Finally, there is the matter of cost. Since 2012 the audit of local bodies in England has been provided exclusively by audit firms and fees have fallen by about 60%. Regimes in Scotland and Wales have not seen the same reduction. The consequence is that over time the number of firms involved has reduced. Firms have spent many years growing and investing in public audit teams around the country and remain committed to the market. At a time when over two thirds of engagement leads (a partner or director leading an audit) are over 50, this investment is critical in growing the leaders of the future. But with operating margins being squeezed it’s easy to see a regime that is unsustainable, that fails to provide the assurance local bodies need or create an environment that will inspire a next generation of public auditors.

We need to remind ourselves what the purpose of public audit is and be clear about who it is for. While wider public interest is important, I believe we may be overlooking local taxpayers as a key stakeholder and we need to define, and then focus proportionate assurance on, what is most important to them. If we get that right, then we will have a chance of inspiring our future talent to build a career in public audit.

One solution, which Kingman proposes, is to recreate a single oversight body for public audit. The debate about that needs to happen urgently, but the government’s current response risks kicking it into the long grass. In the meantime, there’s no magic wand. Like many challenges facing public services, no one organisation holds the key. All stakeholders need to put aside short-term organisational priorities and join together behind one longer-term goal of ensuring the sustainability of public audit.

So, which road would I take?

First, we need to reset the scope of audit through the Code of Audit Practice. My firm has suggested how to do that, and increase public reporting, in our response to the NAO’s code consultation. Getting the code right is critical to providing the assurance that local bodies and taxpayers need, and also in attracting and retaining future talent – offering the same rich experience that I had.

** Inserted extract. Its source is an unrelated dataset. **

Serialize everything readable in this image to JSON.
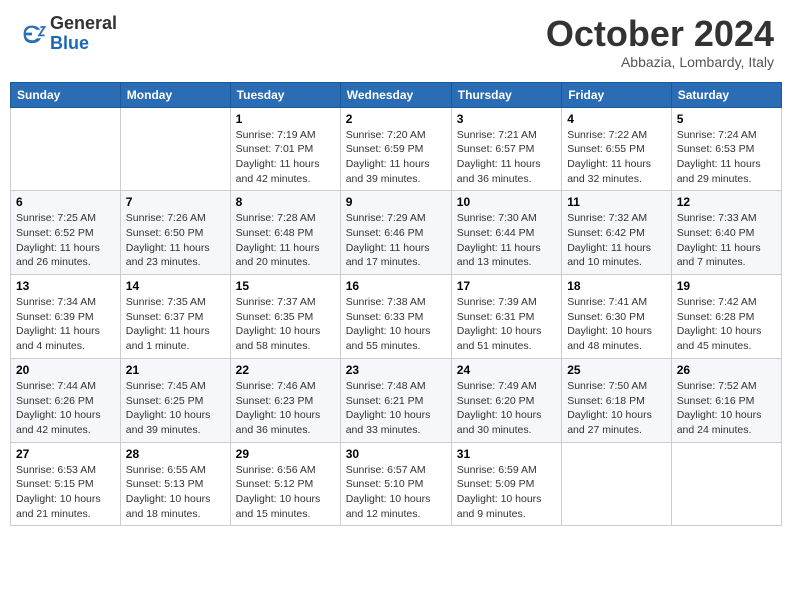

Second, we need to refocus time within the accounts audit to where it matters most. CIPFA has a key role to play in reviewing the accounting code to improve the usefulness of local government accounts, which, in turn, will improve the effective use of audit time. In order to further smooth the workload peak, I recommend moving the deadline for value for money work from July to September.

Third, and following on from the above, the regulatory regime needs to better focus on what is important to the users of public audit. We look forward to working with the FRC in considering how its regime can best meet the needs of taxpayers and other stakeholders, and how all of our actions and reporting can support the sustainability of public audit.

Last, we need sustainable fees to encourage firms to remain in the market. This is not simply about increasing fees. While getting the accounting code and regulatory regime right is key to ensuring existing resources are focused on areas of greatest risk from a taxpayer’s perspective, PSAA also needs to have a conversation with the sector about what assurance it wants and is prepared to pay for. I welcome that the PSAA is considering how it will approach the balance between cost, scope and quality as part of the next procurement in such a way that will sustain a vibrant and balanced market, encouraging firms to remain committed to public audit.  

‘All of us in the sector want the same outcome – good quality audit that meets the needs of local taxpayers’

Now is the time to take the opportunity to build on the rich history of public audit. All of us in the sector want the same outcome – good quality audit that meets the needs of local taxpayers – and we each need to embrace the challenge of change. Let’s all engage the right gear and drive on to deliver a regime that delivers for all stakeholders and ensures that public audit remains sustainable for generations to come. 


Did you enjoy this article?